Normative and positive Accounting

Positive accounting theory is the explanation of accounting concepts to show scientifically the truth of accounting statement. Positive accounting theory seeks to explain and predict actual accounting practices. This theory contrasts normative accounting that seeks to prescribe and derive optimal accounting standards. The scientific concepts of positive accounting theory is the focus on relationships between various individuals involved in providing resources and accounting concepts used to coordinate functioning of the two relationships .

Bloom Robert, 1990 looked in to the various accounting concepts in his works. There is a strong relationship between suppliers of equity capital and suppliers of managerial labor. Another major relationship is between managers and firm’s creditors. A number of relationships involve delegation of decision making from one party to another creating principal and agent relationship. Creation of agency relationship is a major development in accounting that leads to identification of agency costs. The theory is based on economic assumptions that all actions by individuals are driven by self-interest.

Opportunist is another consideration put forth by positive accounting theory since it leads to accumulation of wealth. Positive accounting theory predicts that organizations will seek to put in place mechanisms that consolidate interests of firm mangers with interests of firm owners. Positive accounting theory gives answers to accounting problems measured on the basis of conformity with theory and facts. On the other hand, normative accounting theory prescribes how a process of accounting should be done.

This theory is not based on observation and in certain instances it suggests radical changes related to current practices in accounting (Kinney William, 2003). Normative accounting theory is an explanation to justify feasibility of appropriate accounting treatment with intended purpose. Using appropriate normative accounting theory gives logical reasoning. Normative accounting theory is known as the Generally Accepted Accounting Principles (GAAP). Normative accounting theory approach provides the best alternative for predicting various accounting phenomena.

It is a theory that describes how accounting variables interact in real world functions. Normative accounting theory expresses normative statement a judgment about whether a situation is desirable or undesirable. In economics it is important to distinguish positive and normative accounting theory that is a means of communicating accounting concepts. Normative judgments by economists are desirable because it is a way of policy analysis whereby on normative issues economists is not supposed to speak with special expertise.

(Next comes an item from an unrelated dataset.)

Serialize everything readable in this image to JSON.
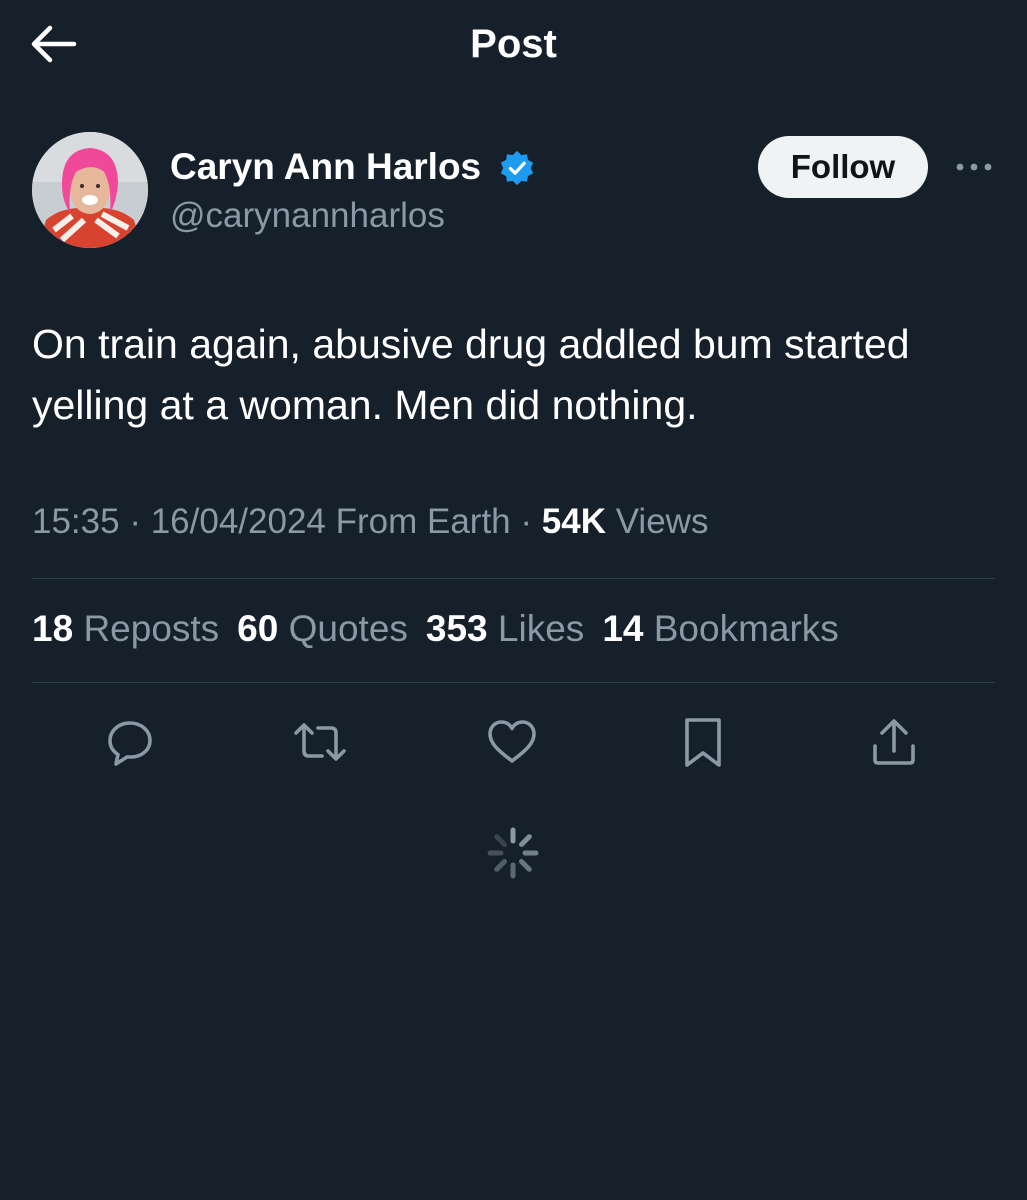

According to Mayper Alan, 1993, normative theorists rely heavily upon evidence that fails to meet academic rigor. The theory advocates for use of accounting opinions based upon inductive, subjective and deductive methods. Challenges in obtaining measurement method best for financial reports Financial reporting measures inherently debatable and abstract concepts in accounting such as income, liabilities, net assets and capital. Financial reporting measurement is a matter of evolving conventions that assumes that there is always a theoretical right answer.

There are various methods used in financial reporting measurement. The main concern however, is selection of the best method of measurement in financial reports. According to (Hopwood Anthony, 2004), Financial reporting measurement entails measuring the performance of business entity and the financial position of organizations This affects all people working within the organization as a way of evaluating the efforts by each stakeholder in the entity. Measurement of financial reports helps to determine allocation of resources such as capital across countries, organizations, business entities and the entire economy.

This is a wide area of coverage that posses challenge to economists, accountants and financial analysts. Financial reporting measurement helps to determine whether a business is successful or will fail at some time, tax paid by business, dividends allocated to shareholders and bonus paid to employees. A major challenge in financial reporting measurement is the perceived movement away from traditional basis of measurement that is historical cost towards a new basis of fair value.

The basis upon which an appropriate method of financial reporting measurement can be agreed has led to mixed reactions among financial reporting standard-setters. Both people in accountancy profession and the entire business world are adversely affected by change in accounting standards. A major concern is financial reporting measurement framework, reliability, base work and their relevance. The current financial reporting measurement practices are very diverse, technical and inconsistent.

This makes it hard for accountants, financial analysts, economists and users of financial statements fail to agree on the relevant method necessary for measurement. This was examined by Collins Marilynn, 1994, in his publication. Accounting practices should be done in a more uniform way than any other organizational concepts. This is because the purpose of measuring financial reports is to reflect true and fair value of the organization. Financial reports such as balance sheet and income statement reflects the financial position of the entity and this call for use of uniform measurement policy.

However, this may differ in certain circumstances because all organizations are not run in the same way and perhaps each business entity has its own reason for existence. Another reason for failing to agree on the appropriate measurement method is that different jurisdictions in organizations have their own financial reporting requirements influenced by available reporting information and regulatory environment. In addition, different business entities or organizations have different types of assets or liabilities.

References Bloom Robert, 1990, Opportunity Cost in Finance and Accounting, Quorum Books. Kinney William, 2003, New Accounting Scholars-Does It Matter What We Teach Them, Issues in Accounting Education. Mayper Alan, 1993, Accounting History and Empirical Research, The Accounting Historians Journal. Hopwood Anthony, 2004, The Economics and Politics of Accounting: International Perspective On Research Trends, Oxford University Press. Collins Marilynn, 1994, The Schism in accounting, Quorum Books.